When Dropbox bought Audiogalaxy late last year, industry observers wondered if the cloud music player startup could turn into a new audio streaming product. But Audiogalaxy was promptly shut down, and the team is rumored to be working on other Dropbox projects.
And so, a largish niche has emerged for apps that stream DRM-free music files for Dropbox users. DropTunes has a well-regarded web player, but mobile is the main use case for most people, and Tunebox has been a standout among the eight or so apps available for iOS. Available since late 2011, it already streams songs automatically instead of requiring you to download files from Dropbox to your phone like most of the others.
The new 2.0 version completes developer Phil Kast‘s* goal of providing an iTunes Match-type service for Dropbox users, in that you can now save files to your device and play them in offline mode. Just tap the icon next to a song or album to save it, and swipe to remove it if you want to free up storage space on your device.

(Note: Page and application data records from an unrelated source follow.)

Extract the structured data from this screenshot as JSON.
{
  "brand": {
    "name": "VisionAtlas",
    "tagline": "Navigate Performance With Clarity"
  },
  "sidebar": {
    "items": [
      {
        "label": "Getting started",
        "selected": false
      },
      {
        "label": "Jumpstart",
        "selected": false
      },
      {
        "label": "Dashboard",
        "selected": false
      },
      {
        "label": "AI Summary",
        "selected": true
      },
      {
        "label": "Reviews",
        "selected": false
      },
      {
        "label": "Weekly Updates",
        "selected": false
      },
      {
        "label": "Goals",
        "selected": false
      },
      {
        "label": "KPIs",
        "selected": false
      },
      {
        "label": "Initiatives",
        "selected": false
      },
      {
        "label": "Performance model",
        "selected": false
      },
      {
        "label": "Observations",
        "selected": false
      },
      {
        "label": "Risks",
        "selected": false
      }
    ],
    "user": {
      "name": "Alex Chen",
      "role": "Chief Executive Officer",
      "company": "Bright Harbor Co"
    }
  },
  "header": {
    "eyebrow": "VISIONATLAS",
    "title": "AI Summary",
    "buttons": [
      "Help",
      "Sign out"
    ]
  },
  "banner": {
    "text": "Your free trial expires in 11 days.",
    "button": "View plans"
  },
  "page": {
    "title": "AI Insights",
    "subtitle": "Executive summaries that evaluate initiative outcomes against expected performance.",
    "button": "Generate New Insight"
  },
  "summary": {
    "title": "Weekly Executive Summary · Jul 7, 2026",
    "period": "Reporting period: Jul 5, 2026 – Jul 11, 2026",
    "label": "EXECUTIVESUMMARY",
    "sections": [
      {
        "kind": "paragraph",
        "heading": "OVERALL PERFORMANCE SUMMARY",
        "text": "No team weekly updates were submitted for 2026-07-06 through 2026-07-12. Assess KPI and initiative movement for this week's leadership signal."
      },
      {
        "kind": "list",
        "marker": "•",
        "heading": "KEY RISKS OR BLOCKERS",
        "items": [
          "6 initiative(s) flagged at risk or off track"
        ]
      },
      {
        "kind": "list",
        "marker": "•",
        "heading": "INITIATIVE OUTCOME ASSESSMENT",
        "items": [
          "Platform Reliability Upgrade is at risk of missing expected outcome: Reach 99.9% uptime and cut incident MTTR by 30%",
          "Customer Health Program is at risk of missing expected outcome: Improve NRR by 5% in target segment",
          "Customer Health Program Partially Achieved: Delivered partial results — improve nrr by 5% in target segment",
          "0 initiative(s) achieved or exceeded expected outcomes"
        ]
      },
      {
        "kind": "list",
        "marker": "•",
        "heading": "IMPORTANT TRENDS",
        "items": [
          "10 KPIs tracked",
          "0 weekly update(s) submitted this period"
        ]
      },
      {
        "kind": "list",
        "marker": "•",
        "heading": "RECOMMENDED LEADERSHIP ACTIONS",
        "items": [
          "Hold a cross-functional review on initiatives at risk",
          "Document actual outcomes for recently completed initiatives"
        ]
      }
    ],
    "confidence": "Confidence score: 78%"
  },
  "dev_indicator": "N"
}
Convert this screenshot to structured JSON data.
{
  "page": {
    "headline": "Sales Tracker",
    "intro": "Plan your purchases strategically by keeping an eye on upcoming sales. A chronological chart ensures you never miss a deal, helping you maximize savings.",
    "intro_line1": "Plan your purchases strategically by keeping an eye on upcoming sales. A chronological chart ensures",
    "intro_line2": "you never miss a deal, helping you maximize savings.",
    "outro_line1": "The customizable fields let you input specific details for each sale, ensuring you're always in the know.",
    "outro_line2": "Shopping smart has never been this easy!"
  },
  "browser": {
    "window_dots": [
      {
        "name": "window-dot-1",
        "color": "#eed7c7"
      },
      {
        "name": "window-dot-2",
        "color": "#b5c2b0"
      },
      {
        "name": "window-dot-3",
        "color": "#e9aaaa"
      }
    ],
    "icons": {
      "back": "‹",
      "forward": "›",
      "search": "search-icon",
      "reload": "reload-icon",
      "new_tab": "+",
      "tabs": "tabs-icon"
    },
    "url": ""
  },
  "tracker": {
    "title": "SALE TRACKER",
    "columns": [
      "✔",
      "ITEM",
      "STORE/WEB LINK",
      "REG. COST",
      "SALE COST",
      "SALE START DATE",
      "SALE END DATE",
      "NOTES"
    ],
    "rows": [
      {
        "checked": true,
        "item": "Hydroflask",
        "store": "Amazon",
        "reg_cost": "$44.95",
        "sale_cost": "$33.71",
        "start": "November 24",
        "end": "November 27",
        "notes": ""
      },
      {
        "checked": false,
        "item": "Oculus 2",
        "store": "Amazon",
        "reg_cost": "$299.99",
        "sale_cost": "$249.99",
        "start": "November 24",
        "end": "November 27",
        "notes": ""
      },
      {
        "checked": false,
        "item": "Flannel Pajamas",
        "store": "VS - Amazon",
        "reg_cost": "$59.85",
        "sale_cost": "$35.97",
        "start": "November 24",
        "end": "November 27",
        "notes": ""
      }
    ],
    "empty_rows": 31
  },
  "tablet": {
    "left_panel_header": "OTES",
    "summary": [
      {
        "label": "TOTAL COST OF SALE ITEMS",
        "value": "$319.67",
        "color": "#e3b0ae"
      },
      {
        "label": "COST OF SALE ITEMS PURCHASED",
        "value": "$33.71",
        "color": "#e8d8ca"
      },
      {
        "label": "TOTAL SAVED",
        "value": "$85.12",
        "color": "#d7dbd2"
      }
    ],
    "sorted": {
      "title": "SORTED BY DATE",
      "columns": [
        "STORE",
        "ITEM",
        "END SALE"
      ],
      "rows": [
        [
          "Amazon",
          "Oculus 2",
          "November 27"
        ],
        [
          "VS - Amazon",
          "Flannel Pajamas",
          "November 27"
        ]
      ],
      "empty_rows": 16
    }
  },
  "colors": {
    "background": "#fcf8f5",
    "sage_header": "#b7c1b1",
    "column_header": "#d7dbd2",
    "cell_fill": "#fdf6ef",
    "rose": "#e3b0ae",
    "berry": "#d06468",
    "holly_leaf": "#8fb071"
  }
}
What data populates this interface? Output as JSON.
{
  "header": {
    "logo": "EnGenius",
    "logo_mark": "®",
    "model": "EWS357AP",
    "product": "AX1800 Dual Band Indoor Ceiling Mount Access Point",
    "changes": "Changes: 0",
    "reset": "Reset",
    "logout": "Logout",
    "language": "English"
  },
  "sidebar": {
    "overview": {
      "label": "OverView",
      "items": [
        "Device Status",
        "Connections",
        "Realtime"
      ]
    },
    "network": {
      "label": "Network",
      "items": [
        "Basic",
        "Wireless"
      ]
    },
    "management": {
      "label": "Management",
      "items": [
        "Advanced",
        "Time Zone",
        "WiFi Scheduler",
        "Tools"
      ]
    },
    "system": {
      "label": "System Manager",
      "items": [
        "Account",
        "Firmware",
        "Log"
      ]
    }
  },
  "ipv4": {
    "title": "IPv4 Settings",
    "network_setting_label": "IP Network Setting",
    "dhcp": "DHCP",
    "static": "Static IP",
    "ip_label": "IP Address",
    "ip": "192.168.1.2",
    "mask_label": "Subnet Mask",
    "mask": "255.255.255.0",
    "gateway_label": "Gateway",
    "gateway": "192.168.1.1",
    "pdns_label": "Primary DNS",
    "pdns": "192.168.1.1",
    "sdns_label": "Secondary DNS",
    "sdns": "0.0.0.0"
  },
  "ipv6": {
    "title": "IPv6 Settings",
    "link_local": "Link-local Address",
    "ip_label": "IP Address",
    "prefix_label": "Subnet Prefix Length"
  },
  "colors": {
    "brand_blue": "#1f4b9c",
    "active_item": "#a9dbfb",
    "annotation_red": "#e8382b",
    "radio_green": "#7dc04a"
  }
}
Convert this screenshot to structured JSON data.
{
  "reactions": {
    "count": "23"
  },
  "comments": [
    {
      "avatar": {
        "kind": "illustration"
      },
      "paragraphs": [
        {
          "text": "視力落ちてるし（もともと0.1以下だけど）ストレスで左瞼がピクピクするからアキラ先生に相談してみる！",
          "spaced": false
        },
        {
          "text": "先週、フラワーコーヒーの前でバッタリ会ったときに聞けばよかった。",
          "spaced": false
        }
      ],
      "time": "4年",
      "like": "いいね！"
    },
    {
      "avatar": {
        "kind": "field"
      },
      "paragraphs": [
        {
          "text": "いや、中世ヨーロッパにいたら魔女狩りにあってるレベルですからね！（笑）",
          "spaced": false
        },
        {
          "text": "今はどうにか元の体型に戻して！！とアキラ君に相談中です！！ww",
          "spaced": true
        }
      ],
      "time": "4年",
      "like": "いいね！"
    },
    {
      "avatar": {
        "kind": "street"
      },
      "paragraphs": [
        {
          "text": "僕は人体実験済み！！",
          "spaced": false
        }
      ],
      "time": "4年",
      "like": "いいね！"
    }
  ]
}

Tunebox had already done a relatively good job of sorting through song metadata in Dropbox to organize files in its interface. But if you had more than a couple thousand songs, it had trouble displaying everything. Now it gets around that by sorting through albums first, allowing you to see your collection even if you have tens of thousands of files you want to listen to (inspired by this Lifehacker fix).
Of course, anyone with a large collection of DRM-free music files on Dropbox could dump them into iTunes, or Amazon or Google music products in order to press play on the go. But these giant tech companies appear to be more focused on streaming and Internet radio based on their recent product releases and what’s hottest with users these days.
They or Dropbox could still decide to focus more on cloud music players for the DRM-free users out there, but for now Dropbox users are looking like a backwater… where apps like Tunebox can get away with charging $4.99 for more features and a better experience.
*Kast is a personal friend but of course I have no financial stake in the app, and in fact spend most of my time on Spotify and Pandora.